What to do:
Please retype each record exactly as it stands below.

[Start of section]

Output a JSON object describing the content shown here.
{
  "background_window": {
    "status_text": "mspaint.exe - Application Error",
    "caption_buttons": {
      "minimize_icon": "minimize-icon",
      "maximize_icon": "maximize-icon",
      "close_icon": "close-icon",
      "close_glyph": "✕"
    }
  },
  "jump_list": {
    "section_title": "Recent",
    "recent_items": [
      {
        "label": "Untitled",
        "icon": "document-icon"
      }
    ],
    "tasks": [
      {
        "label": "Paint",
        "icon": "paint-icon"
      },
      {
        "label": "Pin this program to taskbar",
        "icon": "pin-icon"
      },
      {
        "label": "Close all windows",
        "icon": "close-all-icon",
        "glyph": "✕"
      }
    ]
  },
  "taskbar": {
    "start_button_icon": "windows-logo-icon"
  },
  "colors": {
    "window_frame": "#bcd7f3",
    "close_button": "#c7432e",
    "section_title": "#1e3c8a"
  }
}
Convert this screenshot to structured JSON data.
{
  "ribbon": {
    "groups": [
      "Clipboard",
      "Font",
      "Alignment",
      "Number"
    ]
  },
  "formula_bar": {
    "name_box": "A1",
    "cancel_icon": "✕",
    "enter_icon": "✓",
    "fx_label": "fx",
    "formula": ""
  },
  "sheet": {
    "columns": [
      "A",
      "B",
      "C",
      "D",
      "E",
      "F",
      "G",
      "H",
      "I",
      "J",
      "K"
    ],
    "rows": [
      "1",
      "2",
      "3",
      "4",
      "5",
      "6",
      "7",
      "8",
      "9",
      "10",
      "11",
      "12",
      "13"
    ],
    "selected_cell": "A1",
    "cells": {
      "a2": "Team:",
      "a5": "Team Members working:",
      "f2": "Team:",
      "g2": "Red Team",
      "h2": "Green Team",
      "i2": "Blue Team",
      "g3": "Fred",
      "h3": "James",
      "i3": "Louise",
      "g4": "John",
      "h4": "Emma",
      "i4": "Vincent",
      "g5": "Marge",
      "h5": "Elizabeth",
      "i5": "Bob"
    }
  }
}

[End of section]

Problem solution:
Output a JSON object describing the content shown here.
{
  "background_window": {
    "status_text": "mspaint.exe - Application Error",
    "caption_buttons": {
      "minimize_icon": "minimize-icon",
      "maximize_icon": "maximize-icon",
      "close_icon": "close-icon",
      "close_glyph": "✕"
    }
  },
  "jump_list": {
    "section_title": "Recent",
    "recent_items": [
      {
        "label": "Untitled",
        "icon": "document-icon"
      }
    ],
    "tasks": [
      {
        "label": "Paint",
        "icon": "paint-icon"
      },
      {
        "label": "Pin this program to taskbar",
        "icon": "pin-icon"
      },
      {
        "label": "Close all windows",
        "icon": "close-all-icon",
        "glyph": "✕"
      }
    ]
  },
  "taskbar": {
    "start_button_icon": "windows-logo-icon"
  },
  "colors": {
    "window_frame": "#bcd7f3",
    "close_button": "#c7432e",
    "section_title": "#1e3c8a"
  }
}
Convert this screenshot to structured JSON data.
{
  "ribbon": {
    "groups": [
      "Clipboard",
      "Font",
      "Alignment",
      "Number"
    ]
  },
  "formula_bar": {
    "name_box": "A1",
    "cancel_icon": "✕",
    "enter_icon": "✓",
    "fx_label": "fx",
    "formula": ""
  },
  "sheet": {
    "columns": [
      "A",
      "B",
      "C",
      "D",
      "E",
      "F",
      "G",
      "H",
      "I",
      "J",
      "K"
    ],
    "rows": [
      "1",
      "2",
      "3",
      "4",
      "5",
      "6",
      "7",
      "8",
      "9",
      "10",
      "11",
      "12",
      "13"
    ],
    "selected_cell": "A1",
    "cells": {
      "a2": "Team:",
      "a5": "Team Members working:",
      "f2": "Team:",
      "g2": "Red Team",
      "h2": "Green Team",
      "i2": "Blue Team",
      "g3": "Fred",
      "h3": "James",
      "i3": "Louise",
      "g4": "John",
      "h4": "Emma",
      "i4": "Vincent",
      "g5": "Marge",
      "h5": "Elizabeth",
      "i5": "Bob"
    }
  }
}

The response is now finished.